Five million. That's how many girls Plan International has reached directly through the global Because I am a Girl movement since it was launched in 2012. Of course this number is huge, and it is something of which we are justifiably proud, but it's just a fraction of our ambition. We want to see a world in which every girl realises her rights; a world in which girls are valued equally; a world in which power relations are transformed so girls everywhere can learn, lead, decide and thrive. This is a global ambition, and throughout the coming year we will continue our work with the European institutions to ensure our message is heard.
Following the milestone agreements reached in 2015, we must now take the first steps towards realising the promises we made to people and planet. We were therefore delighted to start the new year with a guest article for Girls' Voices from EU Development Commissioner Mimica. The Commissioner has made no secret of his personal commitment to advancing girls' rights and gender equality through the EU's development cooperation.
In his article, he reiterated his desire to help create "a world where the rights of girls and women are claimed, valued and respected by all". "We cannot achieve sustainable development by 2030 if half of the world’s population is left behind," he concluded. I encourage you to read his article to find out how he intends to ensure the EU makes a positive and lasting difference to girls' lives, including through the new Gender Action Plan (GAP).

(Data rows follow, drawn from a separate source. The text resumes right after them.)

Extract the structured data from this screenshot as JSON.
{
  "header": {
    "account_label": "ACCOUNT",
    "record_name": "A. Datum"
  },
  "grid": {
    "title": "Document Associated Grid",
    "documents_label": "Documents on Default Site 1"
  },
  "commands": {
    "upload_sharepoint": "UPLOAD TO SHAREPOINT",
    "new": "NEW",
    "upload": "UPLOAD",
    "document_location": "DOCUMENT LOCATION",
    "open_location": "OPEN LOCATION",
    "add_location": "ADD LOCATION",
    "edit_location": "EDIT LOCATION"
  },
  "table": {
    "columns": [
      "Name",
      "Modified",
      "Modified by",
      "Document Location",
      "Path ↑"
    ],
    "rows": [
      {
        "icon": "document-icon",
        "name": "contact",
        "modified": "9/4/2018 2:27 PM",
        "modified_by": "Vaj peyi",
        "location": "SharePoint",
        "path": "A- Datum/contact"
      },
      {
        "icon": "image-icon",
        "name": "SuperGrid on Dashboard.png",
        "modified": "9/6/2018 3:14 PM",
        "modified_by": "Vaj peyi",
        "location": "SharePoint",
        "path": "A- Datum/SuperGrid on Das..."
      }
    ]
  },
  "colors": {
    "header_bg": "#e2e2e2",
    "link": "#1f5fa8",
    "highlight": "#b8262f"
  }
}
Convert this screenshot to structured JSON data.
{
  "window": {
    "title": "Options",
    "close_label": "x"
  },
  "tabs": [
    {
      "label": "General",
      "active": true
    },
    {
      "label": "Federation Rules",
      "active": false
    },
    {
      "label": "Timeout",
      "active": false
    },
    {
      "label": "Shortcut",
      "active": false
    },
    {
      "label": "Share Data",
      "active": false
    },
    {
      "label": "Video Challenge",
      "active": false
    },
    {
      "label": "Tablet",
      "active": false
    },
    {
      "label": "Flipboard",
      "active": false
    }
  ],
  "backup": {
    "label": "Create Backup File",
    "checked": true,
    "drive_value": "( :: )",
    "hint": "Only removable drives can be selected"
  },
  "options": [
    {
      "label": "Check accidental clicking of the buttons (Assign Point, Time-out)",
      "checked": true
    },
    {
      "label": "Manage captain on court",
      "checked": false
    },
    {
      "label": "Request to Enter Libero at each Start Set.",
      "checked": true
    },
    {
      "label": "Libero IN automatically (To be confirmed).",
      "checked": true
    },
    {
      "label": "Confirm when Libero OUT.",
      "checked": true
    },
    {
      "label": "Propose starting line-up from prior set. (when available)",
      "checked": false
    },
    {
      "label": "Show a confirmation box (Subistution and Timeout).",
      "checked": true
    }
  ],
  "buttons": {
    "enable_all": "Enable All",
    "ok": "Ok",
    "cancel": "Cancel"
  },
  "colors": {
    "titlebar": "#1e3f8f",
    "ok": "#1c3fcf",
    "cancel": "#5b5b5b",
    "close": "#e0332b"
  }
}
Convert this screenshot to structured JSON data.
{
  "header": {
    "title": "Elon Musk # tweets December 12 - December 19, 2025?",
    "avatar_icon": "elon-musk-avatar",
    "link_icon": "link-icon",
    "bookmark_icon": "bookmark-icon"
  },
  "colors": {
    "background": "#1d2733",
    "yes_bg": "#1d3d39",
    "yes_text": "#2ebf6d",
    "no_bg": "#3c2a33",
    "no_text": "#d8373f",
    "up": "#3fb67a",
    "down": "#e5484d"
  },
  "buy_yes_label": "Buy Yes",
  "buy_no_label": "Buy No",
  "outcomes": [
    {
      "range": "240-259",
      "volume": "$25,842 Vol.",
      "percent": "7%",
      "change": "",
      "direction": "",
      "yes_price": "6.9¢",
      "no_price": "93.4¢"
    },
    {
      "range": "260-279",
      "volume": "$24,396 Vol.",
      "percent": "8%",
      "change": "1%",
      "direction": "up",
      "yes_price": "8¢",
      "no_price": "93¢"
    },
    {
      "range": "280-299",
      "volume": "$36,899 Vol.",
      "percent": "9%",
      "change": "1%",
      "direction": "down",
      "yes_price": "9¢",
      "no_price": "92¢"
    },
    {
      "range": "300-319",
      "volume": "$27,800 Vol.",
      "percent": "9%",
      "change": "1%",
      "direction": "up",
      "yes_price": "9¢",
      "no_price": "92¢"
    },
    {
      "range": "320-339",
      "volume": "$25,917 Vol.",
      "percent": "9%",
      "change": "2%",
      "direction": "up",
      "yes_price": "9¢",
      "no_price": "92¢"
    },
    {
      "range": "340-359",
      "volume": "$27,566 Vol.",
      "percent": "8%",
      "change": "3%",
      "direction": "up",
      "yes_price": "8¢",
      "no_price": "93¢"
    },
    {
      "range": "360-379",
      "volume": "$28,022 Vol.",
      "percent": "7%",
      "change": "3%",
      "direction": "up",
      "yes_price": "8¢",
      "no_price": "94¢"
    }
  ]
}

Perhaps one of the most brutal examples of why we must focus on promoting and protecting girls' rights is the practice of Female Genital Mutilation/Cutting (FGM/C). FGM/C is a gross violation of a girl's rights with no justification whatsoever. Yet it continues to be performed on millions of girls every year. We cannot simply stand back and allow this to go on.
Earlier this month (6 February) we celebrated the International Day for Zero Tolerance of FGM, shortly after we'd welcomed Madina Bocoum Daff, Plan International Mali's Coordinator in the fight against FGM/C, to Brussels. The secrecy which surrounds FGM/C only fuels the practice. Madina is determined to break the silence, and she is a woman with a powerful story to tell. Having undergone one of the most severe forms of FGM/C herself, she knows all too well the importance of what she is fighting for.
The EU has committed itself to helping eliminate the practice within a generation, including through its Action Plans on Human Rights and Democracy and Gender Equality and Women's Empowerment, and we will continue to share the voices and experiences of women like Madina - and the girls she is fighting to protect - to push for EU leadership on this issue.
The turn of the year also marked the start of the Dutch Presidency of the Council of the EU. They may only have six months at the helm, but if spent wisely the Dutch can leave a lasting legacy when it comes to the EU's 15-year contribution to ending extreme poverty through Agenda 2030. Where should they start? By showing leadership on the development of a comprehensive, integrated implementation strategy, raising policy coherence up the political agenda and developing robust, independent monitoring and accountability mechanisms. Monique van 't Hek, National Director of Plan Netherlands, sets out her expectations of the Dutch Presidency in our second Girls' Voices article.
2016 is already well underway and we've hit the ground running - there is no time to waste when it comes to realising our ambitions for girls the world over.